### What the task requires
Repeat the listing below line for line, exactly as shown.

● ● ●

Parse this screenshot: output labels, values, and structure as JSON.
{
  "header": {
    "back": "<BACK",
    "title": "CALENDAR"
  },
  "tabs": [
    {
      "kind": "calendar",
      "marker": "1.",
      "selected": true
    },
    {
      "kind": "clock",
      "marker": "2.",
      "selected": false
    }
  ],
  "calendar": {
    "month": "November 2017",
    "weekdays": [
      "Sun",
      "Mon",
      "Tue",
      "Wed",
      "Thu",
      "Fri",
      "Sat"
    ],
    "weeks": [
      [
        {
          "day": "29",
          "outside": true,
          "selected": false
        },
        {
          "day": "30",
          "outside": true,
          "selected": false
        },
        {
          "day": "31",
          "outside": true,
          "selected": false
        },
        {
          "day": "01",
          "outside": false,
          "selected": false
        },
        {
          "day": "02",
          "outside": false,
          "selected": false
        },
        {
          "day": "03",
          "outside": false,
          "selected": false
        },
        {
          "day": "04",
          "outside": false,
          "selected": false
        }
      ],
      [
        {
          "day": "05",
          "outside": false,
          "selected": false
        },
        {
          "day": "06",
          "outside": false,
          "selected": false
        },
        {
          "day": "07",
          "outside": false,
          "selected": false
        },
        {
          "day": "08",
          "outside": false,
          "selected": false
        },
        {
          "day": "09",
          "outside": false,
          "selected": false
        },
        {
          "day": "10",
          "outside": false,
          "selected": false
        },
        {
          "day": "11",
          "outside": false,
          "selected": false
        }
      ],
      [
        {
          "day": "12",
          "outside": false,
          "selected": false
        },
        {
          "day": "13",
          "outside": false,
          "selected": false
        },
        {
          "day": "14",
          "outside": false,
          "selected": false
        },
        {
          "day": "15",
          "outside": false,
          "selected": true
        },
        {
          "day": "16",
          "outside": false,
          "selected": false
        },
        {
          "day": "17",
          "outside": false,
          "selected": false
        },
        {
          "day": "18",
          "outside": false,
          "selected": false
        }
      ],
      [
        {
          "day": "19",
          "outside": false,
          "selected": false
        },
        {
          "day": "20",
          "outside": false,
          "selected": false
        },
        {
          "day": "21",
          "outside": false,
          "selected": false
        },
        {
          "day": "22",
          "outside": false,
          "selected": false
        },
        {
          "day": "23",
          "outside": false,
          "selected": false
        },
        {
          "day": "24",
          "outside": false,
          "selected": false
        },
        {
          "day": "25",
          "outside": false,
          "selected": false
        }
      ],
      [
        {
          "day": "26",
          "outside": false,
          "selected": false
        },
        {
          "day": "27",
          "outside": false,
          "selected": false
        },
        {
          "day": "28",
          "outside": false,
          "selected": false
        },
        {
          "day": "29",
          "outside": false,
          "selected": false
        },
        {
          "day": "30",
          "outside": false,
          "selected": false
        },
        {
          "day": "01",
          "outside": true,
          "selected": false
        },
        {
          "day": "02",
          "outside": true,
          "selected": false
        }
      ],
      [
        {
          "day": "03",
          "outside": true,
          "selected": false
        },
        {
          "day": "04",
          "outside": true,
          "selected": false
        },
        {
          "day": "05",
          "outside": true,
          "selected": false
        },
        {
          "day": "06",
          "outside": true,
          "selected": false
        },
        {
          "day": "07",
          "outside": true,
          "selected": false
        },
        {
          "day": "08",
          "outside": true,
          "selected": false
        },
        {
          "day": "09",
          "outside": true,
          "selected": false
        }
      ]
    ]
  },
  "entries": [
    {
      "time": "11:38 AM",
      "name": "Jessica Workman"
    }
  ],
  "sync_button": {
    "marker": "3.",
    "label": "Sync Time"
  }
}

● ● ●

### Result
Parse this screenshot: output labels, values, and structure as JSON.
{
  "header": {
    "back": "<BACK",
    "title": "CALENDAR"
  },
  "tabs": [
    {
      "kind": "calendar",
      "marker": "1.",
      "selected": true
    },
    {
      "kind": "clock",
      "marker": "2.",
      "selected": false
    }
  ],
  "calendar": {
    "month": "November 2017",
    "weekdays": [
      "Sun",
      "Mon",
      "Tue",
      "Wed",
      "Thu",
      "Fri",
      "Sat"
    ],
    "weeks": [
      [
        {
          "day": "29",
          "outside": true,
          "selected": false
        },
        {
          "day": "30",
          "outside": true,
          "selected": false
        },
        {
          "day": "31",
          "outside": true,
          "selected": false
        },
        {
          "day": "01",
          "outside": false,
          "selected": false
        },
        {
          "day": "02",
          "outside": false,
          "selected": false
        },
        {
          "day": "03",
          "outside": false,
          "selected": false
        },
        {
          "day": "04",
          "outside": false,
          "selected": false
        }
      ],
      [
        {
          "day": "05",
          "outside": false,
          "selected": false
        },
        {
          "day": "06",
          "outside": false,
          "selected": false
        },
        {
          "day": "07",
          "outside": false,
          "selected": false
        },
        {
          "day": "08",
          "outside": false,
          "selected": false
        },
        {
          "day": "09",
          "outside": false,
          "selected": false
        },
        {
          "day": "10",
          "outside": false,
          "selected": false
        },
        {
          "day": "11",
          "outside": false,
          "selected": false
        }
      ],
      [
        {
          "day": "12",
          "outside": false,
          "selected": false
        },
        {
          "day": "13",
          "outside": false,
          "selected": false
        },
        {
          "day": "14",
          "outside": false,
          "selected": false
        },
        {
          "day": "15",
          "outside": false,
          "selected": true
        },
        {
          "day": "16",
          "outside": false,
          "selected": false
        },
        {
          "day": "17",
          "outside": false,
          "selected": false
        },
        {
          "day": "18",
          "outside": false,
          "selected": false
        }
      ],
      [
        {
          "day": "19",
          "outside": false,
          "selected": false
        },
        {
          "day": "20",
          "outside": false,
          "selected": false
        },
        {
          "day": "21",
          "outside": false,
          "selected": false
        },
        {
          "day": "22",
          "outside": false,
          "selected": false
        },
        {
          "day": "23",
          "outside": false,
          "selected": false
        },
        {
          "day": "24",
          "outside": false,
          "selected": false
        },
        {
          "day": "25",
          "outside": false,
          "selected": false
        }
      ],
      [
        {
          "day": "26",
          "outside": false,
          "selected": false
        },
        {
          "day": "27",
          "outside": false,
          "selected": false
        },
        {
          "day": "28",
          "outside": false,
          "selected": false
        },
        {
          "day": "29",
          "outside": false,
          "selected": false
        },
        {
          "day": "30",
          "outside": false,
          "selected": false
        },
        {
          "day": "01",
          "outside": true,
          "selected": false
        },
        {
          "day": "02",
          "outside": true,
          "selected": false
        }
      ],
      [
        {
          "day": "03",
          "outside": true,
          "selected": false
        },
        {
          "day": "04",
          "outside": true,
          "selected": false
        },
        {
          "day": "05",
          "outside": true,
          "selected": false
        },
        {
          "day": "06",
          "outside": true,
          "selected": false
        },
        {
          "day": "07",
          "outside": true,
          "selected": false
        },
        {
          "day": "08",
          "outside": true,
          "selected": false
        },
        {
          "day": "09",
          "outside": true,
          "selected": false
        }
      ]
    ]
  },
  "entries": [
    {
      "time": "11:38 AM",
      "name": "Jessica Workman"
    }
  ],
  "sync_button": {
    "marker": "3.",
    "label": "Sync Time"
  }
}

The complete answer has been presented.